This is one of those movies which I feel that I must describe carefully, so as not to give away any plot twists. Although, the poster for the movie is doing fine on its own in that department. Stonehearst Asylum is based on a short story by Edgar Allan Poe entitled The System of Doctor Tarr and Professor Fether, a tale which no doubt created a term which we use liberally today to describe a situation which is out of control. Poe had some knowledge of the mental health care of his time, and apparently the story commented on this. Likewise, Stonehearst Asylum has some elements of a moral debate, as the film takes place in a time when the accepted practices used on those with psychiatric diagnoses bordered on being barbaric torture.

Screenwriter Joe Gangemi has taken Poeís story and used it as a taking off point for a larger script. (From what I can tell, the original short story is encapsulated in the first 40 minutes or so of the film.) Therefore, it may be surprising to some that the big plot twist from that story is given away relatively quickly in the film. However, this twist wonít be surprising at all to diligent viewers. Even those who havenít seen the poster will immediately grasp that something is wrong at Stonehearst and that something is fairly easy to figure out.

And therein lies the meat of why this film, which has an impressive cast and production design, ultimately fails. The pacing of the movie is completely out of whack. Gangemiís script drops a bombshell at the end of the first act and then nothing else of interest happens until the finale. My wife bailed out of the movie at the 57-minute point, when she learned that there was another 55-minutes to go. Given what had transpired, she assumed that the movie was about to enter the home stretch. But, Gangemi and Anderson has decided to prolong the story and this leaves us with many repetitive scenes and a growing sense of impatience as we wonder why Newgate wonít do something about his situation. He learns the truth what is going on very early in the film and fails to confront it head-on. Some will say that the twist ending explains his inaction, but A) Iím not buying it, and B) Even if it does, itís not worth waiting around for. Stonehearst Asylum takes some familiar faces, some interesting ideas about medical ethics, and two plot twists and squanders them on a movie which is needlessly long and boring. This is made even more unfortunate given the fact that if the story had been better constructed and the detritus has been jettisoned, the plot twists would have actually worked and this could have been a satisfying throwback to the Hammer films which relished the gothic feel of the 19th century.

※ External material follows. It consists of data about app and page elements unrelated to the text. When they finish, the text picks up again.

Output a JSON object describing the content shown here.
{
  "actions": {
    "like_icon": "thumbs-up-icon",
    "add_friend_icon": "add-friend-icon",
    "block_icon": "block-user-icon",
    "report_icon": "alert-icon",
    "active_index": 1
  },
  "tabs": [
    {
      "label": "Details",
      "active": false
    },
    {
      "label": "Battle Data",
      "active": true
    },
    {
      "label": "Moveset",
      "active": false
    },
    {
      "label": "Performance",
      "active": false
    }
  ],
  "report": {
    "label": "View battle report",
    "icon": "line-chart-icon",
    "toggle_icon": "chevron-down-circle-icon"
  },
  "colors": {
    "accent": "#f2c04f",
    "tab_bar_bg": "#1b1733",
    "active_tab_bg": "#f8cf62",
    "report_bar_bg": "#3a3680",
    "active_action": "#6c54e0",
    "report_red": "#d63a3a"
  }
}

Stonehearst Asylum is a film based almost entirely on a term which has become a cliche on Blu-ray Disc courtesy of Millennium Entertainment. The film has been letterboxed at 2.35:1 and the Disc contains an AVC 1080p HD transfer which runs at an average of 18 Mbps. The image is sharp and clear, showing no distracting grain and no defects from the source materials. This is a very dark movie, and the picture is somewhat too dark at times, but the action is always visible. Along with that dark look, we donít get many bright colors, but the tones do look realistic. The level of detail is good, although I did spot some shots which looked a bit soft and the depth is about what we would expect from a Blu-ray Disc. The Disc carries a Dolby TrueHD 5.1 audio track which runs at 48 kHz and an average of 1.3 Mbps. The track provides clear dialogue and sound effects. The stereo effects are good, as they pinpoint some sounds occurring off-screen, and the surround effects come to life during the action sequences, specifically the finale. However, I found the subwoofer effects to be a bit flat.

The Stonehearst Asylum contains only one extra. The "'Making of' Featurette" (6 minutes) is entitled "Stonehearst Asylum: The Story of Eliza Graves". Here, we get comments from Anderson, Screenwriter Joe Gangemi, Sturgess, Beckinsale, Kingsley, and Caine, all of whom discuss the story and the themes. Gangemi touches on the origin of the screenplay, but we only hear from him for a moment.

Review Copyright 2014 by Mike Long